• **Information**:

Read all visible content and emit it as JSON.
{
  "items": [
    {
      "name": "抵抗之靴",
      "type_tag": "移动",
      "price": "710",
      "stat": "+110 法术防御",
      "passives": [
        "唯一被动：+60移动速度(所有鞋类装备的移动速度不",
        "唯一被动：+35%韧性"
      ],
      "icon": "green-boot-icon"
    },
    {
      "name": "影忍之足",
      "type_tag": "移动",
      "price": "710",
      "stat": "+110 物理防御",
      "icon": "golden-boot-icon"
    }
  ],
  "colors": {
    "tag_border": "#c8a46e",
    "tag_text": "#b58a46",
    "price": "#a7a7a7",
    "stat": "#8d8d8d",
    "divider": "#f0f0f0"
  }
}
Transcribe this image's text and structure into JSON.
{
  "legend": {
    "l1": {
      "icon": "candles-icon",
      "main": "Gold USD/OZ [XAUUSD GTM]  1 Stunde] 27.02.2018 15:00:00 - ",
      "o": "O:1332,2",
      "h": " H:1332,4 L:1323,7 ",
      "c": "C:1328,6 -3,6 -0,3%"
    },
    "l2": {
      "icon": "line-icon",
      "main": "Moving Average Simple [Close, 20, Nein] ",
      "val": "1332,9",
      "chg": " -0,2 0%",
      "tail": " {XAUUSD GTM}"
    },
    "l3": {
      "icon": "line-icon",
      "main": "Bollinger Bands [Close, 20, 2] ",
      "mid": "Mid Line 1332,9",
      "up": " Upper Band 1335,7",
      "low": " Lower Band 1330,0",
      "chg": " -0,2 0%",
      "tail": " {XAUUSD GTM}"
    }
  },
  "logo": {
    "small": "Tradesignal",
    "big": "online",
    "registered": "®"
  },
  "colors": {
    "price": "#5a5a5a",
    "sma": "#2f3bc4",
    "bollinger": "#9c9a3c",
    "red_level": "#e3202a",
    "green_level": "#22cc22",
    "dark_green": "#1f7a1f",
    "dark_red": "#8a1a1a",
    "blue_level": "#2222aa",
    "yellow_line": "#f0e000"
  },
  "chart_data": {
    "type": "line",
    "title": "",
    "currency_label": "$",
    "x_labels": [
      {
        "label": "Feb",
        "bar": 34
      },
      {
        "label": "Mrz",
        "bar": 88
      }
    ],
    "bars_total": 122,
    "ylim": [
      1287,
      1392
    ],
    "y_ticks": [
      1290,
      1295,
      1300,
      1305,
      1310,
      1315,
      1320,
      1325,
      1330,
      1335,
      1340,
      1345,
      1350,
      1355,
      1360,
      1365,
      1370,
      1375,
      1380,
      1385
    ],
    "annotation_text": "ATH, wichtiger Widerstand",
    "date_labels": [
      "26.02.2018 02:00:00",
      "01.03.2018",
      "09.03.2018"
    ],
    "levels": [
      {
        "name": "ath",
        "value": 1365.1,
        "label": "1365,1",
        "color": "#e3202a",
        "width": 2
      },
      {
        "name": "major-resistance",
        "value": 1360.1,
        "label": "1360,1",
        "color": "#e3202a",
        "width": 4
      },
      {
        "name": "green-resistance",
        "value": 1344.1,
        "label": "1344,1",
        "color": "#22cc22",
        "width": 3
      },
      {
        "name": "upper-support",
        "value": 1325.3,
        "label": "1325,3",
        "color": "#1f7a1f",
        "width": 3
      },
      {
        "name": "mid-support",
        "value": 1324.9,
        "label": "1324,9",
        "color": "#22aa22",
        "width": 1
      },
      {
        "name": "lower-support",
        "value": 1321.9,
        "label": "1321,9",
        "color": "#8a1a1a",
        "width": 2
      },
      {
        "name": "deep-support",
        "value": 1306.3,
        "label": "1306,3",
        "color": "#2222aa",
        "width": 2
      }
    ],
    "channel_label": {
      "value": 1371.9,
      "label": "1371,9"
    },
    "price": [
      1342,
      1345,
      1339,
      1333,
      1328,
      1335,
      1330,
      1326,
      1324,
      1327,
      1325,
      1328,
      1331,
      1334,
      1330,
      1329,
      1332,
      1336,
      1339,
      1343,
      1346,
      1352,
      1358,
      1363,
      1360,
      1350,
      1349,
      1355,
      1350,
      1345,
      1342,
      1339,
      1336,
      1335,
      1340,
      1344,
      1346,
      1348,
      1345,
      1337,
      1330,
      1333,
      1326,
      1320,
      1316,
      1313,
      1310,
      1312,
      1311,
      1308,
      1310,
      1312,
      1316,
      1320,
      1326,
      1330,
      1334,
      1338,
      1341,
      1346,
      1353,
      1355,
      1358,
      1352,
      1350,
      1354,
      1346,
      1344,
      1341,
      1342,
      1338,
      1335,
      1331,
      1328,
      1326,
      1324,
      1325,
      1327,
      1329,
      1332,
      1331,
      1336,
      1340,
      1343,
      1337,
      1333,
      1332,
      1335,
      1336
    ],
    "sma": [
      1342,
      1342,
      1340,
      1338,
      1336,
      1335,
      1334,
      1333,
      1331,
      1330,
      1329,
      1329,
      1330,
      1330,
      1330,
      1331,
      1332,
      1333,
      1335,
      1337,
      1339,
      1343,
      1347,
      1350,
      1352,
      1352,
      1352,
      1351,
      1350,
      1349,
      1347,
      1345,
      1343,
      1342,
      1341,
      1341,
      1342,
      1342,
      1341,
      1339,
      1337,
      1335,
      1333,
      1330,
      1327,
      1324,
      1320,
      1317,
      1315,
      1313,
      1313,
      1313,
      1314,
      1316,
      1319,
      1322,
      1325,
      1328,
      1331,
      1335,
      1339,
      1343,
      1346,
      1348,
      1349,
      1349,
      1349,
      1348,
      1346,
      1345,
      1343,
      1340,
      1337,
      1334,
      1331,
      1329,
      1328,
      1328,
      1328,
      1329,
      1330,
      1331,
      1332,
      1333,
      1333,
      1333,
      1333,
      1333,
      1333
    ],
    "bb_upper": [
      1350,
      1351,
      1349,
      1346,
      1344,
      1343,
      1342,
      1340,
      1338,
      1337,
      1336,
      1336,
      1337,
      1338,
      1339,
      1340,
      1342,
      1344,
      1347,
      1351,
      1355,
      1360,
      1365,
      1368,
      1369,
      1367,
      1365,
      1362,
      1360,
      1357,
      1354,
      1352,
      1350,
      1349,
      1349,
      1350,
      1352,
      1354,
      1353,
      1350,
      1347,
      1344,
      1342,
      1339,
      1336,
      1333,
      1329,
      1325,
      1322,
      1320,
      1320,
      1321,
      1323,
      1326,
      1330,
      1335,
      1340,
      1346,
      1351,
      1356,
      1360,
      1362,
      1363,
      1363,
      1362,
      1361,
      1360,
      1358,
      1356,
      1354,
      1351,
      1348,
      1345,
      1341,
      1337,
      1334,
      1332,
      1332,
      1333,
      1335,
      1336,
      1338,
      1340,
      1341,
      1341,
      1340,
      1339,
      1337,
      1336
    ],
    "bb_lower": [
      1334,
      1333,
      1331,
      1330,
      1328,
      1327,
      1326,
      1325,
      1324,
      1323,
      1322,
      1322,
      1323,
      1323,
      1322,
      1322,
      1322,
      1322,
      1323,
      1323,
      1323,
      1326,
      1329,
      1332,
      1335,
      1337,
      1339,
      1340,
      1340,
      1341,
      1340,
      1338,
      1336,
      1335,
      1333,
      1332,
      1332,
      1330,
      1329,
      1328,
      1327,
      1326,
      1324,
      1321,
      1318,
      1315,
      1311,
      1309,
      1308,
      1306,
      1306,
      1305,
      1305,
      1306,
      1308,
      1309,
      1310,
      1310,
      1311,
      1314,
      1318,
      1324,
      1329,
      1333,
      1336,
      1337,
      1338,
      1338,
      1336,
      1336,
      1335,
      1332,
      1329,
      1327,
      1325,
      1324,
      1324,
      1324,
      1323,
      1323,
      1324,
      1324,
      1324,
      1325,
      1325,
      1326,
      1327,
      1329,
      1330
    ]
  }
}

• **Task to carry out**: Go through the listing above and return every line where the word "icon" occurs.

• **Answer**:
      "icon": "green-boot-icon"
      "icon": "golden-boot-icon"
      "icon": "candles-icon",
      "icon": "line-icon",
      "icon": "line-icon",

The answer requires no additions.